By Wellington C. Ramos
I was born and raised in Dangriga Town, like my mother Josephine Sampson and father Finley Sylvester Ramos. My maternal grandmother Andelecia Petillo-Sampson was born in Livingston, Guatemala, and my maternal grandfather Simeon Sampson Sr. was born in Dangriga Town, Belize. My paternal grandmother Claudina Lewis-Ramos was born in Dangriga Town and my paternal grandfather Zacharus Ramos was born in Bluefield, Nicaragua. We all have relatives that we can trace to Saint Vincent (“Yuremei” -- our original homeland), Honduras, Nicaragua, Guatemala and Belize.
Born in Dangriga Town, the cultural capital of Belize, Wellington Ramos has BAs in Political Science and History from Hunter College, NY, and an MA in Urban Studies from Long Island University. He is an Adjunct Professor of Political Science and History
No matter where the Garifuna people live, land problems, lots, housing, education, medical, unemployment, discrimination, racism, loss of language, culture, religion, unequal distribution of their nation’s wealth, political victimization, poverty and other social problems plague their communities. Yet, they do not have Garifuna organizations that are equipped with many transformational leaders that are honest, sincere and dedicated to uplift their people out of the dilemma they face daily. Many of the so-called Garifuna leaders are more concerned about promoting their self-interest over the interest of the majority of the Garifuna people.
Some choose to affiliate with politicians and political parties that have no intention of addressing the needs and concerns of our people. Several celebrations have passed with mottos and themes that sound good and well written but our people’s lives are not improving. Instead, in my honest opinion, it has gone from bad to worse. These problems are not just going to go away unless we admit that they exist and develop plans and programs to eradicate them.
This year, like most years, I have heard all the speeches and have seen the dancing and the punta rock but when we all get up tomorrow, our problems will still be there for us to deal with. We cannot continue to engage in this type of fantasy behaviour any more, if we seriously want to preserve our culture and improve the lives of our people.
In the past, our ancestors had little but they were able to work hard and provide for their children and themselves. Farming and fishing played a major role in their lives, which our young children despise today. I remember going to our farm with my family when I was a child growing up to engage in slash and burn farming at Bagasrugu, three miles out of Dangriga Town early in the mornings. Those days were hard but we learnt and developed a good work ethic, discipline, pride and had food in abundance for our family to eat. Money that was made from farming was used to purchase the other items we need at home.
Why didn’t the Garifuna people advance from slash and burn farming to industrial and mechanical farming when they had the land, crops and expertise? Was this a decision they made on their own or they were not given the opportunity by the governments in the countries where they live?

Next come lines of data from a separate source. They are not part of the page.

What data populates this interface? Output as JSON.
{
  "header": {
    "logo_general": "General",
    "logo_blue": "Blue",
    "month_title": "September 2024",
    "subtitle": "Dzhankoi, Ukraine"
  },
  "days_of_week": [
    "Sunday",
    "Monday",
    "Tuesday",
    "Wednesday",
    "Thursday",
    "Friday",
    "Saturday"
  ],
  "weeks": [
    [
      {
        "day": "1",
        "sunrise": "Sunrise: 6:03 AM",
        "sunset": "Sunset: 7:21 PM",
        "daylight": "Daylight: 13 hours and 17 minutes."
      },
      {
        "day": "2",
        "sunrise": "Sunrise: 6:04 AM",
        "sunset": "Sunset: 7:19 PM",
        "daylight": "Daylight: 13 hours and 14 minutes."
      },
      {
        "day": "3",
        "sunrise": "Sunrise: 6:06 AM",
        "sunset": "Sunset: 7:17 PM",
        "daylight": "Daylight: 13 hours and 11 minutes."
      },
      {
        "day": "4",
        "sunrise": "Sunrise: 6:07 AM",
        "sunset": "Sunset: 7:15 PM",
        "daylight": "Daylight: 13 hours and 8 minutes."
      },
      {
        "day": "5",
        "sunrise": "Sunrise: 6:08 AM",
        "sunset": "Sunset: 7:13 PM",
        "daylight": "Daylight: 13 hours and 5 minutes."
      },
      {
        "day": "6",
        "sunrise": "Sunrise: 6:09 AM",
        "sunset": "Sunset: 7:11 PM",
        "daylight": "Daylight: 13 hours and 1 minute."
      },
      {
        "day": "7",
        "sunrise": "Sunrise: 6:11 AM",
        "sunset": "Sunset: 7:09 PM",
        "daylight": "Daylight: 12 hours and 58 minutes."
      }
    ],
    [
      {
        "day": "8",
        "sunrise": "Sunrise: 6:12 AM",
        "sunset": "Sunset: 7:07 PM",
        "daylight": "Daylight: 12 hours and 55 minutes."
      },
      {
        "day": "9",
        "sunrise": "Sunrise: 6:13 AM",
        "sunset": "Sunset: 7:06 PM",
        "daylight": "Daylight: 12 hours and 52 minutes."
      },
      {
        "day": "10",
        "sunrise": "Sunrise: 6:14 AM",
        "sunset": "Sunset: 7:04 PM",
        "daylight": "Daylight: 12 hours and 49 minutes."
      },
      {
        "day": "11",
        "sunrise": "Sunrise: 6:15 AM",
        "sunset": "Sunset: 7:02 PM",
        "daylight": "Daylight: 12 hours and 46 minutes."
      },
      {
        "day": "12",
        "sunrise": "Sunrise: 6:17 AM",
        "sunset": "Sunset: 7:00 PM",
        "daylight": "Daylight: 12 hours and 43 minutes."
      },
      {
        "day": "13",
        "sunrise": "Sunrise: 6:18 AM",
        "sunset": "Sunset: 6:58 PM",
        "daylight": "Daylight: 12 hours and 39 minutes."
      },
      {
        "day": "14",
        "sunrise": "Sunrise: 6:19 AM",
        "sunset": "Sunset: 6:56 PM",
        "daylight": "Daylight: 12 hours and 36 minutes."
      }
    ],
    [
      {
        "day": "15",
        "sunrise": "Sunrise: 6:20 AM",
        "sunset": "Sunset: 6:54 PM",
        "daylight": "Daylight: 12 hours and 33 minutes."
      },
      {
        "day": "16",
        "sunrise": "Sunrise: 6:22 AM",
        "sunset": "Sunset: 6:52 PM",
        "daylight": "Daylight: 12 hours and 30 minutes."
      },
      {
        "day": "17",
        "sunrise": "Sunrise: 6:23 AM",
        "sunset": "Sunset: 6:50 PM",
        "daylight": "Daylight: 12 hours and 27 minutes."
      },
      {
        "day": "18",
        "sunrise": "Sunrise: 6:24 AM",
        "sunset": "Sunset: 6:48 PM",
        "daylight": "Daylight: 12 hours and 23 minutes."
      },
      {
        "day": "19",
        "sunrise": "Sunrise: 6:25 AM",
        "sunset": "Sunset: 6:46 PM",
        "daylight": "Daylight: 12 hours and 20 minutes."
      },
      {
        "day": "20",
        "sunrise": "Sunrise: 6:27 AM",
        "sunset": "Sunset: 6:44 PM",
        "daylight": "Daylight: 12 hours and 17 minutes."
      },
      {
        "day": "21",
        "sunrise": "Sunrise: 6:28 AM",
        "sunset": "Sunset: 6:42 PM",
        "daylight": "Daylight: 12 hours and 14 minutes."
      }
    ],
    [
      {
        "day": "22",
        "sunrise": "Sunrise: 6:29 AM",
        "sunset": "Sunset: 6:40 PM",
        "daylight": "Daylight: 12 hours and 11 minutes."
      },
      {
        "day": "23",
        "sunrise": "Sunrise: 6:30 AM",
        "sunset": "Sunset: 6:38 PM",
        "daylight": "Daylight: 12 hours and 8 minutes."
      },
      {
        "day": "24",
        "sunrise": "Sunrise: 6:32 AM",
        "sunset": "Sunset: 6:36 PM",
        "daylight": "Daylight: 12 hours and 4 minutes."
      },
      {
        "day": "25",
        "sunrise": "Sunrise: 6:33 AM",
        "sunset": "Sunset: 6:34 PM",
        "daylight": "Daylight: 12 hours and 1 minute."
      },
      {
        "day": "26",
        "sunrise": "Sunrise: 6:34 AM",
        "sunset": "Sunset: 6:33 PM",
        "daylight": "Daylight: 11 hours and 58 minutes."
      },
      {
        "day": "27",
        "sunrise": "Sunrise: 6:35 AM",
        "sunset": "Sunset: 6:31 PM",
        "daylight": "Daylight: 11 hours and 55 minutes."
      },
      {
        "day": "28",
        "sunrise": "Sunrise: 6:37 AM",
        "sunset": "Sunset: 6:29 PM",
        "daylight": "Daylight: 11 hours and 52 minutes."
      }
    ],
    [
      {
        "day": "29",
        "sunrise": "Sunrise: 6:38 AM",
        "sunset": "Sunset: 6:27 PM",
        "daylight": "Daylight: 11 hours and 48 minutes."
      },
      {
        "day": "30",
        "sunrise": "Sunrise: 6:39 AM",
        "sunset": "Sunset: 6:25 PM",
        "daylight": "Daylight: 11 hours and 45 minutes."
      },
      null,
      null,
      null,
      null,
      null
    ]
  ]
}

I think that the answers for these two questions should be researched because, from the time we stopped farming, our dependency increased tremendously. In Stann Creek District there are jobs in the citrus and banana industries but our youths do not want to work these jobs. They are either not looking for work or want jobs that do not exist. We were removed from Saint Vincent to Roatan. From there we moved to Honduras, Nicaragua, Guatemala, Belize and the United States. Where we are going next no one knows. If we keep moving from place to place and we are still having the same problems, then maybe we would have been better off staying in the same place to build on what we had.
We are citizens of all the countries where we were born and as such we should be entitled to all rights and privileges like every other citizen, despite our race. If we are not satisfied with the way we are treated in our countries, then we should bring a constitutional case against the governments that are mistreating us. If we fail in our national courts then we must not be afraid to take the cases to the International courts to seek redress. Countries that violate human rights are not popular and they lose face in world opinion when it comes to international diplomacy.
Sitting down complaining to ourselves about how the people and governments of these countries treat us will not solve our problems. Simultaneous economic development and cultural preservation is a way forward.